The power of personalization
Hyper-personalization doesn’t stop at entertainment. Couples will incorporate more of their unique love stories into every element of their celebration, from favors and welcome bags (which may now be mailed to each guest in advance) to creative send-offs at the end of the night. With planners working closely with couples on curating a completely personalized celebration, The Knot anticipates many creative new trends emerging in the next year due to couples infusing more personal, unique touches into their special days.
"Pros will help couples curate intricate food and beverage moments, allowing these staple wedding reception elements to become part of the entertainment for guests,” said Emily Elizabeth Gordon, owner of Em and E Events. “You may see a string quartet perform during the soup and salad course, followed by a carefully interactive magic show during the main course, with an interactive dessert display to end the evening. The options for couples are endless if they get creative with their pros, and can also include caricature paintings for guests with different scenes from the wedding incorporated, or a local school marching band show for high school sweethearts."
Livestreaming for faraway loved ones
The rise of wedding streaming for loved ones tuning in from afar will also likely increase in the next year due to guests who may be uncomfortable traveling or being in large crowds immediately following the pandemic. In addition, guests will likely take a digital-first approach when it comes to gifting for weddings and wedding-related events like showers and bachelor(ette) parties.
Wedding planning continues in a social-distancing world
For couples planning weddings for 2021 and beyond, there are a few things to keep in mind. First, wedding planning is still very much able to happen right now and can easily be done in the comfort of your own home. Many vendors are conducting virtual appointments and getting to know couples and their style just as easily as they would in person. Couples can take virtual venue tours, try on dresses at home, enjoy home-delivered tastings from caterers, browse photos from photographers and videos from videographers, and read reviews of all vendors they’re looking to book for their day. In fact, one in four vendors surveyed in The Knot’s research have used video chats to connect with clients, and among venues, one-third have hosted a virtual tour. Second, couples should be flexible and open to days like Monday and Thursday. As 93 percent of couples who have had to postpone their weddings have rescheduled for later this year or 2021, couples are open to alternative wedding days to lock in their desired season or preferred team of wedding professionals.2

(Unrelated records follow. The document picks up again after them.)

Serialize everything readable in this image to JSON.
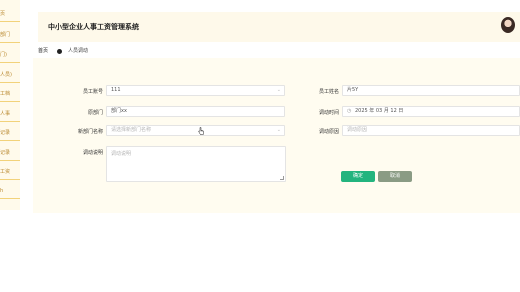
{
  "sidebar": {
    "items": [
      {
        "label": "页"
      },
      {
        "label": "部门"
      },
      {
        "label": "门)"
      },
      {
        "label": "人员)"
      },
      {
        "label": "工档"
      },
      {
        "label": "人事"
      },
      {
        "label": "记录"
      },
      {
        "label": "记录"
      },
      {
        "label": "工资"
      },
      {
        "label": "h"
      }
    ]
  },
  "header": {
    "title": "中小型企业人事工资管理系统"
  },
  "breadcrumb": {
    "home": "首页",
    "current": "人员调动"
  },
  "form": {
    "employee_id_label": "员工账号",
    "employee_id_value": "111",
    "employee_name_label": "员工姓名",
    "employee_name_value": "片5Y",
    "dept_label": "原部门",
    "dept_value": "部门xx",
    "transfer_time_label": "调动时间",
    "transfer_time_value": "2025 年 03 月 12 日",
    "new_dept_label": "新部门名称",
    "new_dept_placeholder": "请选择新部门名称",
    "reason_label": "调动原因",
    "reason_placeholder": "调动原因",
    "note_label": "调动说明",
    "note_placeholder": "调动说明"
  },
  "buttons": {
    "ok": "确定",
    "cancel": "取消"
  },
  "colors": {
    "sidebar_bg": "#fffaeb",
    "header_bg": "#fef9ea",
    "ok_button": "#23b47e",
    "cancel_button": "#8a9b84"
  }
}
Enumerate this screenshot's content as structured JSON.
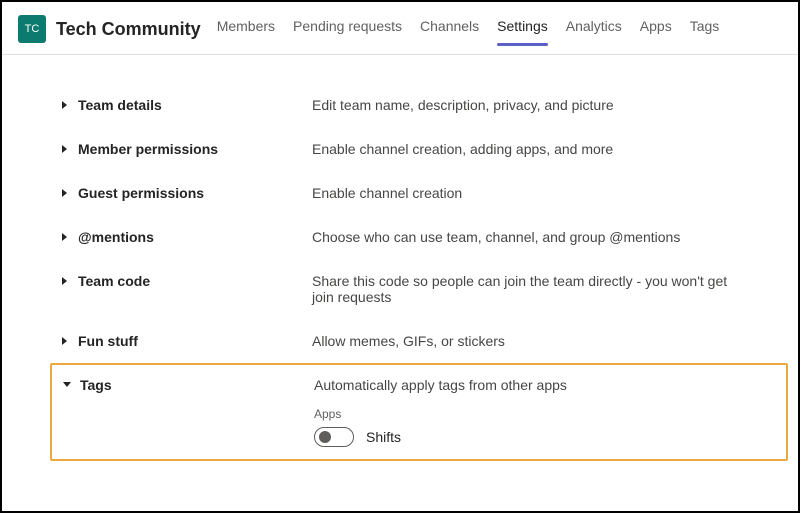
{
  "header": {
    "avatar_initials": "TC",
    "team_name": "Tech Community",
    "tabs": [
      {
        "label": "Members",
        "active": false
      },
      {
        "label": "Pending requests",
        "active": false
      },
      {
        "label": "Channels",
        "active": false
      },
      {
        "label": "Settings",
        "active": true
      },
      {
        "label": "Analytics",
        "active": false
      },
      {
        "label": "Apps",
        "active": false
      },
      {
        "label": "Tags",
        "active": false
      }
    ]
  },
  "settings": [
    {
      "title": "Team details",
      "desc": "Edit team name, description, privacy, and picture",
      "expanded": false
    },
    {
      "title": "Member permissions",
      "desc": "Enable channel creation, adding apps, and more",
      "expanded": false
    },
    {
      "title": "Guest permissions",
      "desc": "Enable channel creation",
      "expanded": false
    },
    {
      "title": "@mentions",
      "desc": "Choose who can use team, channel, and group @mentions",
      "expanded": false
    },
    {
      "title": "Team code",
      "desc": "Share this code so people can join the team directly - you won't get join requests",
      "expanded": false
    },
    {
      "title": "Fun stuff",
      "desc": "Allow memes, GIFs, or stickers",
      "expanded": false
    }
  ],
  "tags_section": {
    "title": "Tags",
    "desc": "Automatically apply tags from other apps",
    "apps_label": "Apps",
    "toggle": {
      "label": "Shifts",
      "on": false
    }
  }
}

“Wedding pros are seeing many of these changes come to fruition in real time and are quickly building creative solutions to address necessary adjustments for engaged couples' celebrations,” said Bill Zaruka, President of Wedgewood Weddings. “Pros are certainly tapping into the rise of weekday weddings and couples' willingness to be flexible when rescheduling, as well as leveraging streaming technology to ensure high-risk loved ones can join the festivities from afar. We're also thinking through new formats for events—like the 'shift wedding'—and how these new formats can work for each couple's unique wishes for their wedding day. Each and every dedicated wedding professional is constantly thinking about what the new reality of wedding celebrations holds for their couples and how they can make this moment in time incredibly treasured—even if it looks a bit different than their initial plans. What we do know is that couples, venues and wedding pros are all working together to assure that weddings can go on safely, while still maintaining the fun and beautiful environment couples have always dreamed of.”